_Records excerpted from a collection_
= Beginning of Section =

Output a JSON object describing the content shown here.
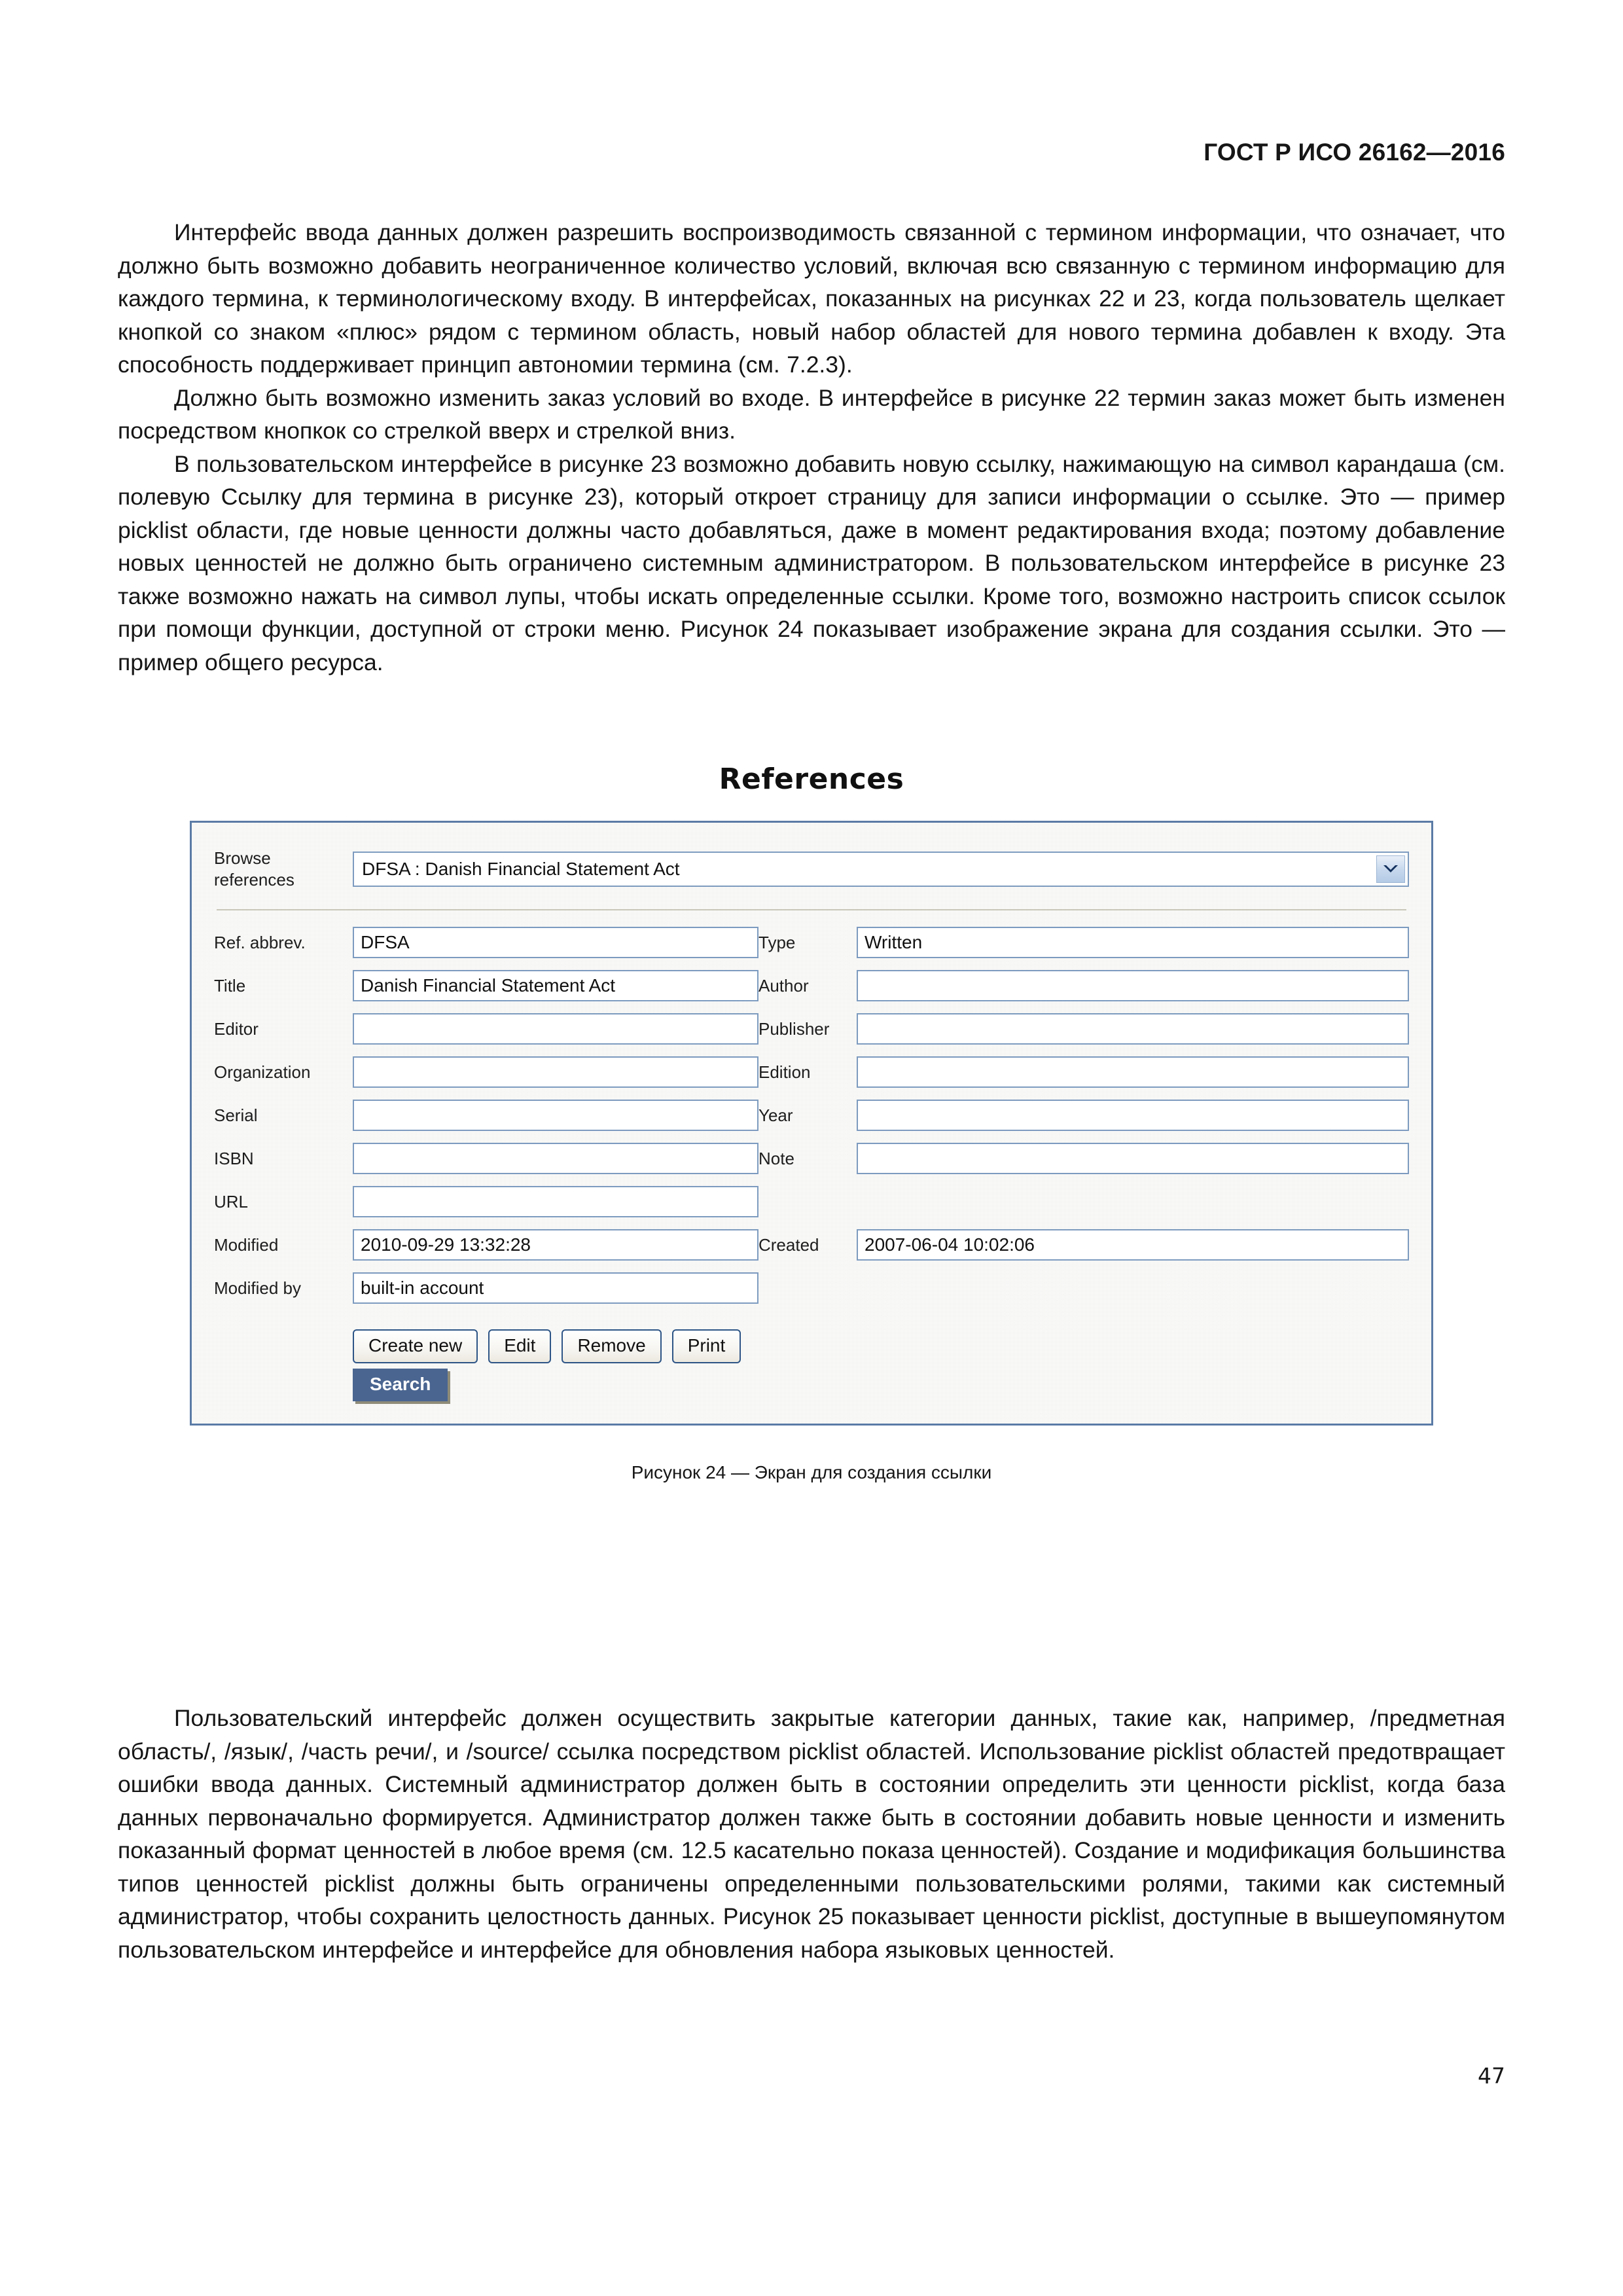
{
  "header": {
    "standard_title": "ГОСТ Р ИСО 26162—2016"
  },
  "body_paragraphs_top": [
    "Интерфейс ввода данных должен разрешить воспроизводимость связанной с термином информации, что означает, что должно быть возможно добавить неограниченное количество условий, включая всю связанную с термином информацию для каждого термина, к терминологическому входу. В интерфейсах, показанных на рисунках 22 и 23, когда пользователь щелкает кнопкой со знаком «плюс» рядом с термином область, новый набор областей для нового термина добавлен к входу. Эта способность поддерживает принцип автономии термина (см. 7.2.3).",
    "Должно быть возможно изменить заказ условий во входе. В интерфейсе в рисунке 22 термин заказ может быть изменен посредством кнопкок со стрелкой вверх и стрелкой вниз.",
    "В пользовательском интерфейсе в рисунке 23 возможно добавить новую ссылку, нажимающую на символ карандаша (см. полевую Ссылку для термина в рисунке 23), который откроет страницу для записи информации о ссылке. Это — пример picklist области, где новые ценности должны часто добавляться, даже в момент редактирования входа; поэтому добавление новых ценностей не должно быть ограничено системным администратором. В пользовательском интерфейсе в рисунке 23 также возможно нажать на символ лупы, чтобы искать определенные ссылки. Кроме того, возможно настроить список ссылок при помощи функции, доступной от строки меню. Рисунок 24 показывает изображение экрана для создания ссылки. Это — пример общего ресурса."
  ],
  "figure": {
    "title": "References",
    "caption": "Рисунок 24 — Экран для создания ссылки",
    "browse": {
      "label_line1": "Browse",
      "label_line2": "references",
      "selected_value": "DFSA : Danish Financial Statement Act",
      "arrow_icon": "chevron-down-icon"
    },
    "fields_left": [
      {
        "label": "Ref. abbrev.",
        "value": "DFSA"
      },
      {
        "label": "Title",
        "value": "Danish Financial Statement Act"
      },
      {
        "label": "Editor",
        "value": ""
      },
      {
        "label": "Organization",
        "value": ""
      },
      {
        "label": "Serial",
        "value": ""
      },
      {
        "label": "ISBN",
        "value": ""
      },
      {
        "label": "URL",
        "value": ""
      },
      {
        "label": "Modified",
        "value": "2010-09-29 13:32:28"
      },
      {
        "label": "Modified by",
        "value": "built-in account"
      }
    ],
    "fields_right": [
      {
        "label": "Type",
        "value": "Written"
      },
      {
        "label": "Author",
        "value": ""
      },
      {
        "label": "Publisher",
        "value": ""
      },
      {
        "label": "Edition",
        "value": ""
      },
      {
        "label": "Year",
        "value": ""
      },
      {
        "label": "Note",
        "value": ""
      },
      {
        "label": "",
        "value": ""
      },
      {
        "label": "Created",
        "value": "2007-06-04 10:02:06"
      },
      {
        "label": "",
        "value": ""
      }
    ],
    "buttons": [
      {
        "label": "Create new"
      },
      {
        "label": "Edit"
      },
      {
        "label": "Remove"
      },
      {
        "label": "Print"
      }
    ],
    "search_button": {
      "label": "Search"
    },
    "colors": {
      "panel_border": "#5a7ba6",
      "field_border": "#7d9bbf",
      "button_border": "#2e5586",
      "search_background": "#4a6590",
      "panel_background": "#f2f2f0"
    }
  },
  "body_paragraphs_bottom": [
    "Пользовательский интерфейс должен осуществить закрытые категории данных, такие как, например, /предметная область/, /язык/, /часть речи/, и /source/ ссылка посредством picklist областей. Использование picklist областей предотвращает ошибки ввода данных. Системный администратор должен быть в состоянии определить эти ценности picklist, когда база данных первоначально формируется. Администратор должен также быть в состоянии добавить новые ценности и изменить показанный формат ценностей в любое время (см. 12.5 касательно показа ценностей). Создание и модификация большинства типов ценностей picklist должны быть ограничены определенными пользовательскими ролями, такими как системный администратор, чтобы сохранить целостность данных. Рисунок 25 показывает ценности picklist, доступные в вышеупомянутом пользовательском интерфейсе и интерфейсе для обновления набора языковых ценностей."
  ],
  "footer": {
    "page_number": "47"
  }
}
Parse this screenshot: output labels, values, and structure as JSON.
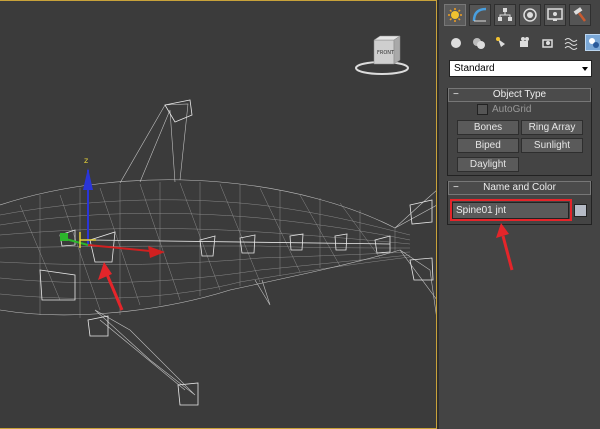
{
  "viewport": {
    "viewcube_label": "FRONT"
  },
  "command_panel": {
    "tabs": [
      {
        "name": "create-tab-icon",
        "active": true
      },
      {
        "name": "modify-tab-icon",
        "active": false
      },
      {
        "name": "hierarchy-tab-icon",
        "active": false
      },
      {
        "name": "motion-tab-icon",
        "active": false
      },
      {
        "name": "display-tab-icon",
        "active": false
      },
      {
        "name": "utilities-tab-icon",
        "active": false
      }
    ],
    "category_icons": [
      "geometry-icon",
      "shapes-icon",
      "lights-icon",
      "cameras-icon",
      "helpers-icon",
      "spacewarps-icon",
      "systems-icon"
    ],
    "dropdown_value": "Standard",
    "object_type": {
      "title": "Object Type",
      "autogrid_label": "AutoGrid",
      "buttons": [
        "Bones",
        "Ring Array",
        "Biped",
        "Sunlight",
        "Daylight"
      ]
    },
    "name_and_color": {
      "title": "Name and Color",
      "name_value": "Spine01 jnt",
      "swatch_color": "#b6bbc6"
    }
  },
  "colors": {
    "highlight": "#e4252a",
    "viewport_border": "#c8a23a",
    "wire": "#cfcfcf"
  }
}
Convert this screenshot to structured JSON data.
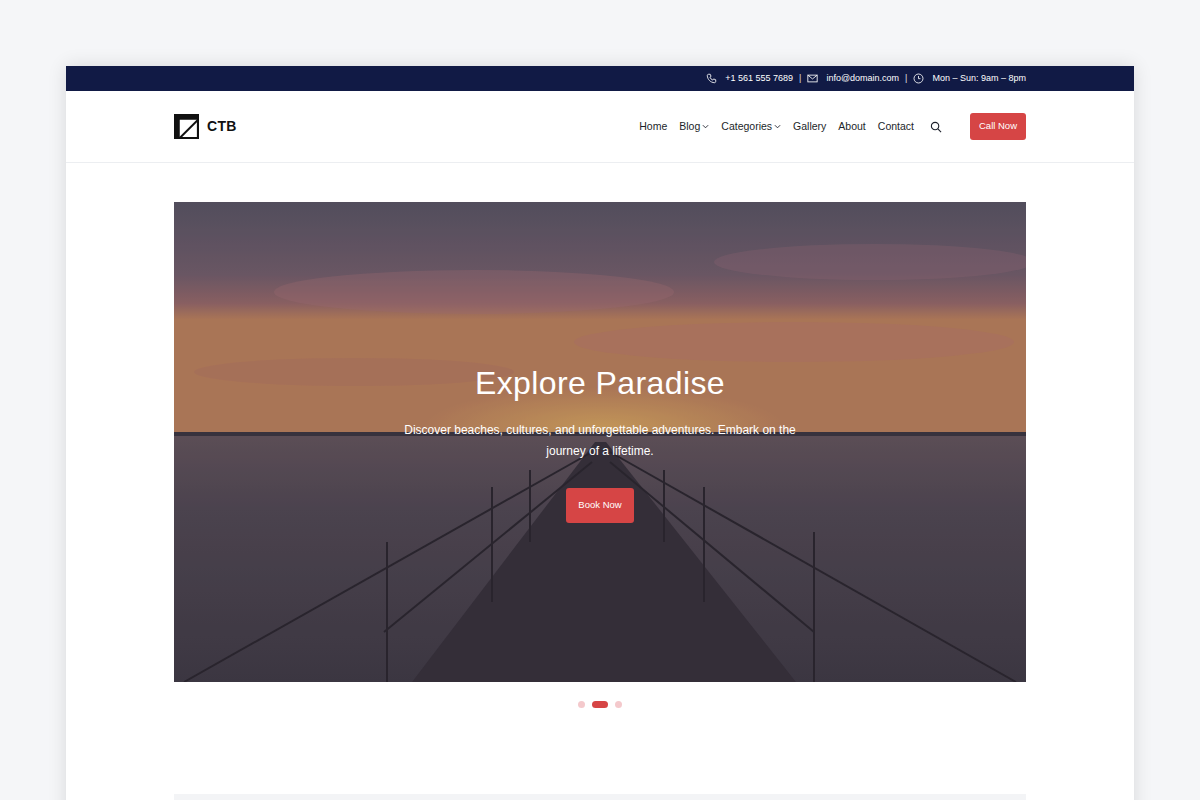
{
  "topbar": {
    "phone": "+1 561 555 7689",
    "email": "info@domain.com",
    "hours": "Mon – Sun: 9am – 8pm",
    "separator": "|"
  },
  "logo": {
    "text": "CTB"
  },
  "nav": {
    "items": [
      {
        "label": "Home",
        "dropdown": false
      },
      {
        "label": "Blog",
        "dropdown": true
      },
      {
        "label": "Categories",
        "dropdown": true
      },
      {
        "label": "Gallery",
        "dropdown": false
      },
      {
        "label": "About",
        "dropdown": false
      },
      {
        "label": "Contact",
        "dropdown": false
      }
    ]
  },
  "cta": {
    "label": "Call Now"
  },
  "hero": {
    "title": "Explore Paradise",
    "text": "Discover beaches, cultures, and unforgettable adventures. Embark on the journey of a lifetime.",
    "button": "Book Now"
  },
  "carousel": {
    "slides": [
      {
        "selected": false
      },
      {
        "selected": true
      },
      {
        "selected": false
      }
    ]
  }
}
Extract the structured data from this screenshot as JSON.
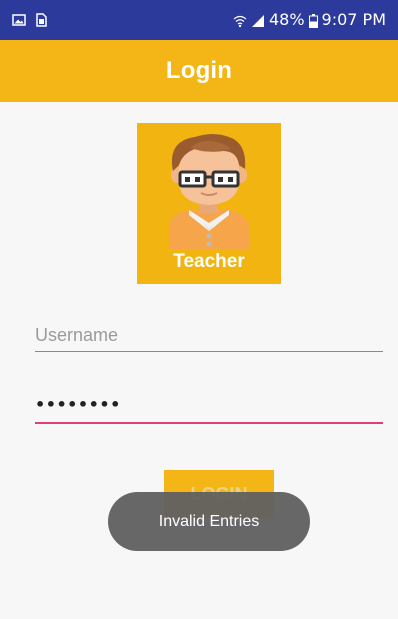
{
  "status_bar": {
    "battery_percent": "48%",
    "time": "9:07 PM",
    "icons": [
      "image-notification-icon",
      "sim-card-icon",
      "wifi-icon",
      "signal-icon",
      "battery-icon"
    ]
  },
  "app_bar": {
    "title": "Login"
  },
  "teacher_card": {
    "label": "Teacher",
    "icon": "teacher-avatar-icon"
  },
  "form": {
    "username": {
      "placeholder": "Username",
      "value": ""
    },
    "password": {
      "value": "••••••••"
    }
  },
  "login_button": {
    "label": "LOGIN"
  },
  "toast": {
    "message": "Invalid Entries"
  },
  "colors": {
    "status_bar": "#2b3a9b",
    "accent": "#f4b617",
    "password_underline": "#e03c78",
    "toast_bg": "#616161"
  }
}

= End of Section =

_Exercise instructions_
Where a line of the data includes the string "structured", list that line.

_Solved problem_
Convert this screenshot to structured JSON data.
Extract the structured data from this screenshot as JSON.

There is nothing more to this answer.